I was talking with my Principal about how to build our school’s brand. We both agreed that pictures tell more of the story than Tweets and Facebook posts can. There are amazing things happening every day in our school, and yet we don’t document them. Why? If something happens to us, why are we not sharing that with everyone? So I went to teachers and students to find out why.
Teachers: Actually, no matter who I talked to, it boiled down to the same answer. For the most part, teachers come from a generation that didn’t have immediate access to cameras so our first response is not to pull out the phone to take a picture.
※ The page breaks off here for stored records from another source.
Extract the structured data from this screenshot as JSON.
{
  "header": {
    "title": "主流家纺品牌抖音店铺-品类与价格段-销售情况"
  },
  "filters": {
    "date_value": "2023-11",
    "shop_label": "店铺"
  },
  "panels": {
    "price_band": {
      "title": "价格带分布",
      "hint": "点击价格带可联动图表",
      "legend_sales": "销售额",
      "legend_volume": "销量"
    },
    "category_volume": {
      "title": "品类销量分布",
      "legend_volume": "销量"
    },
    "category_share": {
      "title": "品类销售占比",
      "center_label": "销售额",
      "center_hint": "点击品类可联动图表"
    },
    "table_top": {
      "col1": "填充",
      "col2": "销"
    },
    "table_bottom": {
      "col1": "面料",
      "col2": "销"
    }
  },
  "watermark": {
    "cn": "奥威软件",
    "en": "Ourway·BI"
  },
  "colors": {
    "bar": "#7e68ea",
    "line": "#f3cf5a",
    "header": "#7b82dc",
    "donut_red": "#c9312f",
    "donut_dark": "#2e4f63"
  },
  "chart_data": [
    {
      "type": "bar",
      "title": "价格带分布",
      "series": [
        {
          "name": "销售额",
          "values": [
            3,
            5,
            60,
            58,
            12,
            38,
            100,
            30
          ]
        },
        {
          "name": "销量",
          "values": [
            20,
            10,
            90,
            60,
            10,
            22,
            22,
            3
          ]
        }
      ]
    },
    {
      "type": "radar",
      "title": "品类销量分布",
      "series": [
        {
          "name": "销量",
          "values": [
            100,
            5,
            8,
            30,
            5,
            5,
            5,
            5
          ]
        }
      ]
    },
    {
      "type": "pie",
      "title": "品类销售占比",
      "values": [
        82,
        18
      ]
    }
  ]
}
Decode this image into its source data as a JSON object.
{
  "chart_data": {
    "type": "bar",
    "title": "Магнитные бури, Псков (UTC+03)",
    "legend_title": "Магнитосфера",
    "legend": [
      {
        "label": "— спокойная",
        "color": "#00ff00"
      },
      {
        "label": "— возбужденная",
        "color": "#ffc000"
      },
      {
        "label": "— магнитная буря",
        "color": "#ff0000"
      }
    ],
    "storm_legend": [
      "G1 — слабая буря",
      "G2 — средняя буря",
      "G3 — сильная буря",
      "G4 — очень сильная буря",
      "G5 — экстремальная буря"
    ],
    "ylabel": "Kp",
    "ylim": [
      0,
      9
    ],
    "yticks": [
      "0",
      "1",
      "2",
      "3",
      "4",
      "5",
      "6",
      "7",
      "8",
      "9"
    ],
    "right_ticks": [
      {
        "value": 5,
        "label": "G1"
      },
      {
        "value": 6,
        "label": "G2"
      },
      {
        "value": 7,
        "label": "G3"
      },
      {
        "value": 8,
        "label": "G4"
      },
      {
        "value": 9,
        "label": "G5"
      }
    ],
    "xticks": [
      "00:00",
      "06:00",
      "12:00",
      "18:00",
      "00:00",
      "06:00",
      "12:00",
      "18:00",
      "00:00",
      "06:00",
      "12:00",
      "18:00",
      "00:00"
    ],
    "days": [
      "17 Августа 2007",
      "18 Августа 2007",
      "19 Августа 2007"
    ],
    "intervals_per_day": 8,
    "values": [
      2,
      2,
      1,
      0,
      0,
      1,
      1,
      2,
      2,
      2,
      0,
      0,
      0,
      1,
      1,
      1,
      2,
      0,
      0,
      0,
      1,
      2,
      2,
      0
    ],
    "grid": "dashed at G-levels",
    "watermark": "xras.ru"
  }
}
Most of the teachers I talked to said that they just don’t think about it until it’s too late.
Students: This one is more disturbing to me. The students I talked to said that they don’t want other people to think they are arrogant. One student (who recently signed a letter of intent to play sports in college) said that he doesn’t talk about his accomplishments because he doesn’t want people to think he is too full of himself. Another, who mentioned to me right before the discussion that he had just received his first letter of acceptance to a university, said that the only other person he told about the letter was his mother and that was via text. He didn’t even tell his closest friends! He didn’t want to make his friends feel bad that he got into a college and they hadn’t yet.
So how do we move forward from here? One group thinks it’s a great idea to talk about your accomplishments, but doesn’t remember to. The other one is too concerned about the opinions of their peers so they only snap pictures of mundane things in their life.
It’s time for a shift in mindset. I am not saying that we need to take hundreds of pictures a day, but we do need to start sharing more. We need to remember that education is now a global community. There are amazing teachers, doing amazing things, all over the world. How are we supposed to grow as educators if we do not share these ideas?
What’s the first thing you learned in Kindergarten? To share. That message needs to apply for not only our toys, but also our great ideas.